■ What you have to do:
Every entry here should be copied exactly.

>>>

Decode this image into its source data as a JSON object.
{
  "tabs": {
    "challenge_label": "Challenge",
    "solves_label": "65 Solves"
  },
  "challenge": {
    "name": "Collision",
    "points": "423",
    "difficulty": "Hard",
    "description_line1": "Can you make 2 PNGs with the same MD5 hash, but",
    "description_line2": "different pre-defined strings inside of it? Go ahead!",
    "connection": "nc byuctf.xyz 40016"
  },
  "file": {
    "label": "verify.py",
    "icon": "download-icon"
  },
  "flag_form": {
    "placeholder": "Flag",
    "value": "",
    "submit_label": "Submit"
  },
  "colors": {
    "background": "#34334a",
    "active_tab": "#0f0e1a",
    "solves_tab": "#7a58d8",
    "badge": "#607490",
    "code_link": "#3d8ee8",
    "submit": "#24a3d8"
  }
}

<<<

■ Response box:
Decode this image into its source data as a JSON object.
{
  "tabs": {
    "challenge_label": "Challenge",
    "solves_label": "65 Solves"
  },
  "challenge": {
    "name": "Collision",
    "points": "423",
    "difficulty": "Hard",
    "description_line1": "Can you make 2 PNGs with the same MD5 hash, but",
    "description_line2": "different pre-defined strings inside of it? Go ahead!",
    "connection": "nc byuctf.xyz 40016"
  },
  "file": {
    "label": "verify.py",
    "icon": "download-icon"
  },
  "flag_form": {
    "placeholder": "Flag",
    "value": "",
    "submit_label": "Submit"
  },
  "colors": {
    "background": "#34334a",
    "active_tab": "#0f0e1a",
    "solves_tab": "#7a58d8",
    "badge": "#607490",
    "code_link": "#3d8ee8",
    "submit": "#24a3d8"
  }
}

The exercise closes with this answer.